The Food and Drug Administration (FDA) is encouraging food manufacturers and restaurants to reduce sodium in their products.
FDA’s approach comprises short-term and long-term targets. Because people has adopted non-healthy food consumption, reduction in sodium intake might become a challenging goal for everyone to accomplish, according to a recent study.
Even if individual food producers claim to have reduced sodium in certain foods, processed foodstuffs contain high quantities of salt. As well as those ‘prep’ foods served in restaurants. It might be due to the pressure on people’s agenda, but it is not a secret that everyday people prefer eating outside or buying prepared foods. The issue remains, as people have no longer the control of what they eat because there is another person in charge. Sodium consumption has lately increased, resulting in adverse effects on our health.
According to statistics released by the FDA, Americans consume about 3,400 milligrams (mg) of sodium per day. Federal guidelines have recommended a 2,300 mg limit, yet the average U.S. citizen consumes at least twice that amount.

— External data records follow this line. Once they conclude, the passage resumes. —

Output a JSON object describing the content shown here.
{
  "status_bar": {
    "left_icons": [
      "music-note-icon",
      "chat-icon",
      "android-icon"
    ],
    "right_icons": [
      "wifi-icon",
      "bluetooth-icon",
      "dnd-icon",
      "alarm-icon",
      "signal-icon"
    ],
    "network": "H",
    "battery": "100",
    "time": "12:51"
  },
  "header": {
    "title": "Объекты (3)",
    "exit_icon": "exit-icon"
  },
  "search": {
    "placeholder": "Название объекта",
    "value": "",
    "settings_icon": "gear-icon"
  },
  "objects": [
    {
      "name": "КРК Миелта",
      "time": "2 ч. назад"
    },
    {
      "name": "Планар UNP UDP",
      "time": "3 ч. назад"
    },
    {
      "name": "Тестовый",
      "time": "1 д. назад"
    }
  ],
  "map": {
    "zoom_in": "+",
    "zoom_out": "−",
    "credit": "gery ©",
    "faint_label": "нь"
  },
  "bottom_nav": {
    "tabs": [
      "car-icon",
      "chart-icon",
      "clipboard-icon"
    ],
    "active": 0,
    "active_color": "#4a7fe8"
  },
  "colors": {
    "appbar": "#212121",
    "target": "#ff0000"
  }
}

What’s more, American children also exceed the salt consumption limit. Those aged between 6 and ten consomme 2,900 mg of sodium per day and those aged between 14 and 18 consume even more salt than adults, 3,700 mg per day.
Given those numbers, FDA has proposed two-year (short term) and 10-year (long term) voluntary goals with the aim of encouraging food industries to reduce sodium in most of the products they make. The FDA is addressing this draft guidance to a more malleable community. They were recommending sodium reduction in food makers and not directly in society.
It has been proved that low consumption of sodium can diminish strokes, heart conditions and cardiovascular diseases.
As it was stated before, too much sodium represent a risk for high blood pressure.
— American Heart Assoc (@American_Heart) June 1, 2016
Nothing in abundance
Most of the sodium intake in our daily diet comes from salt, and the amounts of salt put in our meals are provided by industries production or by the chef that prepares for our dishes.
Nevertheless, the FDA does not want people to believe that salt is the bad guy of the story. In fact, the mineral is quite useful in keeping food from spoiling, in controlling microbial growth and in adding taste and texture in foods, the problem comes when its consummation exceeds the healthy limits.
Kristin Kirkpatrick, a dietitian at the Cleveland Clinic Wellness Institute, said: “We have tons and tons of salt in our diet.”
The draft of voluntary targets for reducing sodium proposed by the FDA will prevent thousands of premature deaths and diseases in the population. Therefore, the FDA aims to work with food industries and restaurants to gradually reduce and subsequently adjust sodium levels in processed and prepared foods.
The FDA’s approach consists of two phases, a short-term one, and a long-term one. The two-year plan comprises an initial reduction of sodium intake. The FDA hopes to reduce salt consumption from 3,400 milligrams (mg) to 3,000 mg per day.
According to Kirkpatrick, carrying out sodium reduction in two phases is a good strategy, considering how used to salty cuisine are Americans in these days. If the change had been categorical, people’s taste buds would have suffered an impact. So, The FDA guidelines will serve as restaurants and food industries to slowly reduce the amount of sodium in their products during the first two years of the plan.
The initial phase will have 90 days for comment in restaurants and food industries.
During the long-term phase (10 years), the FDA aims to reach a daily sodium consumption at about 2,300 mg, and this target will have 150 days for comment. To achieve these goals, the FDA is especially encouraging food manufacturers and restaurant chains all across the country to adopt the measures suggested by the agency.
Some companies have already started to adopt the voluntary goals recommended by the FDA. Such is the case of the world’s largest food company, Nestlé, which assures have begun sodium reduction in 2005. Early this month, the company has released a statement in which it supports the targets proposed by the agency and expressed its belief about the important change that food industry can have in population sodium reduction.
Alongside Nestlé, Mars, PepsiCo and Unilever have supported FDA’s approach.
Regarding this point, Kirkpatrick said there one primary challenge. It will be challenging for these companies to maintain quality with salt reduction. Most of them are popular because of its taste.
— TODAY (@TODAYshow) June 2, 2016